What Do You Stand For, and What Do You Want For Our Country and Our Culture?

Now that both party’s nominees (or presumptive nominee, in Hillary Clinton’s case) have selected running mates, and firmly established their platforms through months of campaigning (auditioning) for votes, we’re presented with a clear answer to that question.

From seventeen early candidates, the GOP has chosen to represent itself with Donald Trump. From six early candidates, the Democrats will all but certainly choose Hillary Clinton as their nominee next week.

Hillary Clinton will become our next president in November by a significant margin of the popular vote.

It’s not Clinton’s positions on the issues or her past experience, or Trump’s abject buffoonery or his voicing of “angry white” sentiment, or even my party affinity (I have none) that informs this opinion. It’s the vision each candidate has expressed for our future. One candidate tells us what she is for, the other tells us what he is against. One inspires, the other angers and provokes fear. In that sense the 2016 election will be a replay of the 2012 election.

A winning candidate tells us of their hopes, their aspirations for a better, more just and more inclusive America. Describes how they’re going to work to effect change. Lifts our spirit with positive ideas rather than feed distrust, anger, and resentment with self-serving fear mongering.

The GOP of 2012 put forward an otherwise likable, successful and well-intentioned Mitt Romney, who promptly told us what he and the small tent wing of the party feared: people who “take” from those who “make.” That’s a losing argument.

The candidate who raises voter’s hopes and bolsters national and cultural unity is the candidate who wins the presidency. Remember Ronald Reagan’s “shining city on the hill” v. Jimmy Carter’s “feeling of malaise?”

Romney veered off into the weeds, dividing us in order to appease the lunatic fringe and wealthy elites who wanted a boot kept on the neck of the poor, the needy, the brown, the undereducated.
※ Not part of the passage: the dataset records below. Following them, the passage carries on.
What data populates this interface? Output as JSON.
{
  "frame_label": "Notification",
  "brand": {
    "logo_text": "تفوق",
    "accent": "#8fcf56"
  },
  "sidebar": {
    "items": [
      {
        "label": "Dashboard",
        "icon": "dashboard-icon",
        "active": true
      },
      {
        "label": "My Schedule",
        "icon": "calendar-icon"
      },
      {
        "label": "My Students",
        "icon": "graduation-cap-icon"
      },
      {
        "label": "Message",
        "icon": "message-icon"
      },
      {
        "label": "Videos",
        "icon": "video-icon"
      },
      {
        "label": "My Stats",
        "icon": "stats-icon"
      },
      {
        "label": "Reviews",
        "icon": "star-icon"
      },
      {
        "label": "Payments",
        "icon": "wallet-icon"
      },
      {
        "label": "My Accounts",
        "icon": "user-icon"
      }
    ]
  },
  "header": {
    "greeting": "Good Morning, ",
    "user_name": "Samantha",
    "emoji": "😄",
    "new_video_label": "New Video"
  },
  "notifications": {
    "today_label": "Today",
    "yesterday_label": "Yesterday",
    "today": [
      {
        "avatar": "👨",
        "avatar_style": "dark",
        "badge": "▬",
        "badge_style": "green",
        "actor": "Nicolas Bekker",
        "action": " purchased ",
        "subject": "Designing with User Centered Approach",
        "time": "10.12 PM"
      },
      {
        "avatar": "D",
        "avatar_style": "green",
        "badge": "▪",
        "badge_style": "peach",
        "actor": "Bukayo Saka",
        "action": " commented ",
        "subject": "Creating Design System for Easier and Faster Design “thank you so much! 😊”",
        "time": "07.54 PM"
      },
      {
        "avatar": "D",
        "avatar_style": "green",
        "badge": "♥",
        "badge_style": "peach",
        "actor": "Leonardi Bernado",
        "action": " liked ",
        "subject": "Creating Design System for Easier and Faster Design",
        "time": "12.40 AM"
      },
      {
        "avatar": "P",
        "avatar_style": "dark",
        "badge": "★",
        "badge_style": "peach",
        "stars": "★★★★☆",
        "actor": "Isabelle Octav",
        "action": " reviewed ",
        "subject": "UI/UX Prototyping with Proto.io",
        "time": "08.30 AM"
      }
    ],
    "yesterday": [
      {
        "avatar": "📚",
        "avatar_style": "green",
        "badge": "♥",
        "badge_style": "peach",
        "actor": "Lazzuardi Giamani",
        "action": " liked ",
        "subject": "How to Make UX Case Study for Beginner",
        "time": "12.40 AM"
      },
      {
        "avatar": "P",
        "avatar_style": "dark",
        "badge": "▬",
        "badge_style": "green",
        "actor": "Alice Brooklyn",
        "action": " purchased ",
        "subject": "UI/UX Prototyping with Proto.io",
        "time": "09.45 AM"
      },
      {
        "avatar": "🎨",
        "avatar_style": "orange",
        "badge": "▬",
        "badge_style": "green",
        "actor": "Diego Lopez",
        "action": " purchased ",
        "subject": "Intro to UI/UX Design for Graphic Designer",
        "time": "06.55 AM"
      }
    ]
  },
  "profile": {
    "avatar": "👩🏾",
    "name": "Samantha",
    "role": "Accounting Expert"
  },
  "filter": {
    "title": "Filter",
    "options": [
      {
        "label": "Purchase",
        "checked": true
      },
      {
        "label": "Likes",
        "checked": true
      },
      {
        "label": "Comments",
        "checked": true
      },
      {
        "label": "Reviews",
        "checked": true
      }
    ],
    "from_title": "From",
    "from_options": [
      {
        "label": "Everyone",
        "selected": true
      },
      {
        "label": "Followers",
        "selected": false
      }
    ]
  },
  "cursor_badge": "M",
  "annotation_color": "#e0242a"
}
Barack Obama once and again told us what better he wanted for America. Voters responded as expected.

So will it be this November.